Groups like ours helped fight for inclusive, accessible healthcare. Together, we achieved a culture change. But there's a phenomenal amount still to doby Anna Carnegie / January 10, 2019 / Leave a comment
Last year, on May 25th 2018, the Irish public voted emphatically to repeal the country’s constitutional ban on abortion and enable the passage of legislation to provide abortion on request up to 12 weeks of pregnancy, and in limited circumstances thereafter.
The months since the referendum were a whirlwind of court challenges, parliamentary debates, marches, and media coverage. Finally, on the 13th December, the Irish senate passed the Health (Regulation of Termination of Pregnancy) Bill 2018, paving the way for a new law and signifying a much welcome, and long overdue, step forward. On the 20th, President Michael D Higgins signed the bill into law.
While all of this was happening, nothing, practically, changed for people in the Republic of Ireland who need abortions. In the nearly 7 months since the country voted for healthcare at home, almost 2,000 people travelled to England and other jurisdictions to access abortion services. More than 500 more—often those lacking the means or ability to travel—imported and taken safe but illegal abortion pills despite the risk of prosecution.
Highlighting this reality, these stories, has been a crucial aspect of the Abortion Rights Campaign since our formation, and this focus has not stopped since the vote. Now that the legislation has passed, we are eager to see pregnant people be given access to the care they were promised.
This is not to say that the legislation is perfect. Far from it; the Bill departs from the “free, safe, legal and local” standard of care Ireland deserves.
During last summer, when draft legislation was proposed by the Irish Health Minister, the Abortion Rights Campaign set out our vision for accessible, accountable and evidence-based abortion legislation which respects the bodily autonomy of each pregnant person and leaves no one behind.
We advocated against the imposition of a mandatory 3-day waiting period, which has no basis in medical evidence and creates unnecessary barriers for pregnant people. We argued for the full decriminalisation of abortion, so that medical practitioners would not interpret the law overly-cautiously so as to avoid criminal sanctions including up to 14 years in prison.

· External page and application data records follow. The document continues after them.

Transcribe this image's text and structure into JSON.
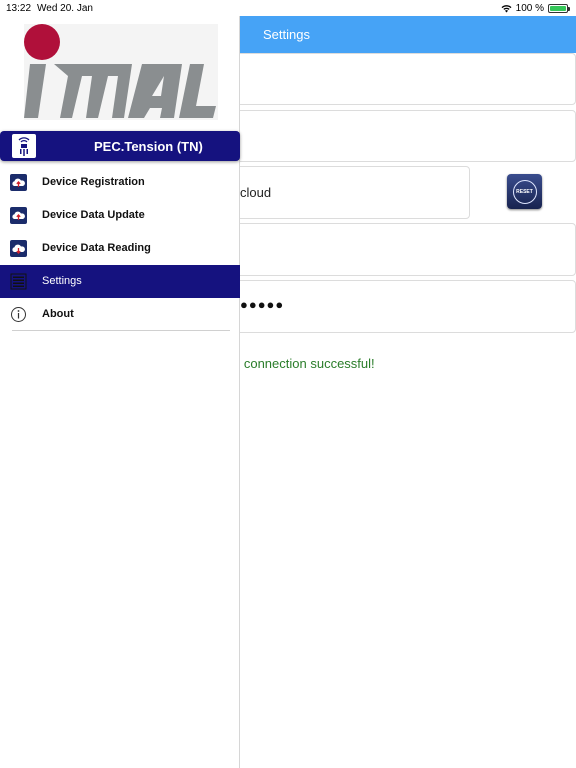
{
  "status_bar": {
    "time": "13:22",
    "date": "Wed 20. Jan",
    "battery": "100 %",
    "battery_level": 1.0
  },
  "main": {
    "title": "Settings",
    "field3_value": "cloud",
    "field5_value": "●●●●●",
    "reset_label": "RESET",
    "status_message": "d connection successful!",
    "colors": {
      "navbar": "#46a3f6",
      "status": "#2a7d2a"
    }
  },
  "drawer": {
    "title": "PEC.Tension (TN)",
    "header_color": "#15127f",
    "logo_text": "IMAL",
    "items": [
      {
        "label": "Device Registration",
        "icon": "cloud-icon"
      },
      {
        "label": "Device Data Update",
        "icon": "cloud-icon"
      },
      {
        "label": "Device Data Reading",
        "icon": "cloud-icon"
      },
      {
        "label": "Settings",
        "icon": "list-icon",
        "active": true
      },
      {
        "label": "About",
        "icon": "info-icon"
      }
    ]
  }
}
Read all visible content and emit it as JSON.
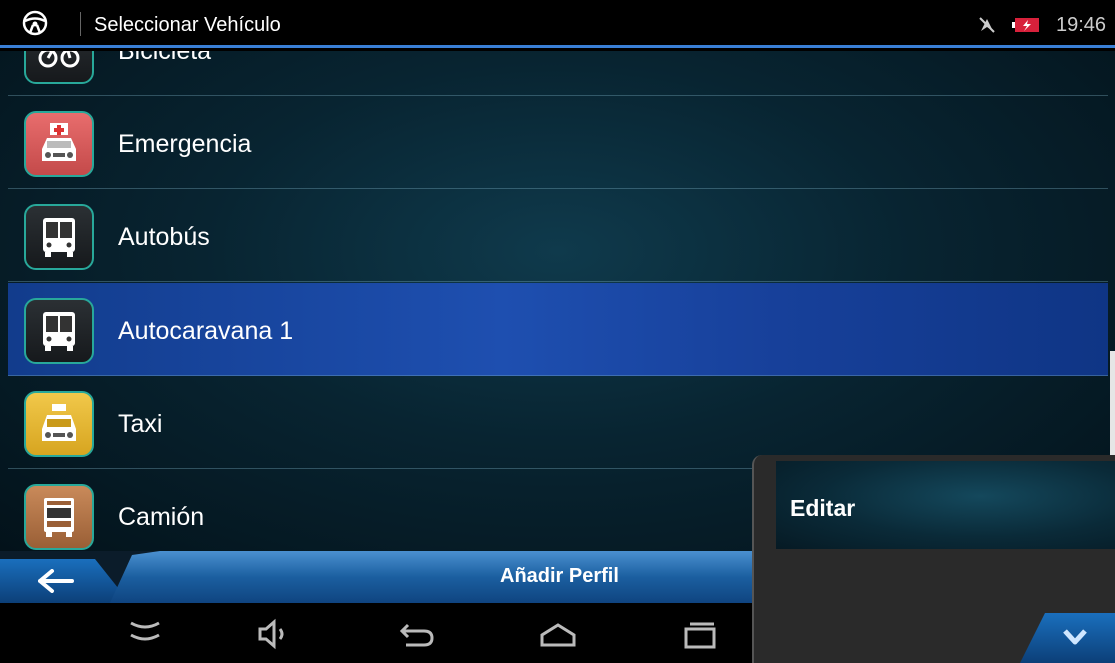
{
  "status_bar": {
    "title": "Seleccionar Vehículo",
    "time": "19:46",
    "icons": [
      "steering-wheel-icon",
      "gps-off-icon",
      "battery-charging-icon"
    ]
  },
  "vehicle_list": {
    "items": [
      {
        "label": "Bicicleta",
        "icon": "bicycle-icon",
        "selected": false
      },
      {
        "label": "Emergencia",
        "icon": "ambulance-icon",
        "selected": false
      },
      {
        "label": "Autobús",
        "icon": "bus-icon",
        "selected": false
      },
      {
        "label": "Autocaravana 1",
        "icon": "motorhome-icon",
        "selected": true
      },
      {
        "label": "Taxi",
        "icon": "taxi-icon",
        "selected": false
      },
      {
        "label": "Camión",
        "icon": "truck-icon",
        "selected": false
      }
    ]
  },
  "action_bar": {
    "back_icon": "back-arrow-icon",
    "add_profile_label": "Añadir Perfil"
  },
  "context_menu": {
    "items": [
      {
        "label": "Editar"
      }
    ],
    "more_icon": "chevron-down-icon"
  },
  "nav_bar": {
    "icons": [
      "hide-keyboard-icon",
      "volume-icon",
      "back-icon",
      "home-icon",
      "recent-apps-icon"
    ]
  },
  "colors": {
    "accent": "#3a7fd6",
    "selected_row": "#1e4fb0",
    "icon_border": "#28a89a"
  }
}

We emphasised the importance of patient-centered care, and the problems which arise…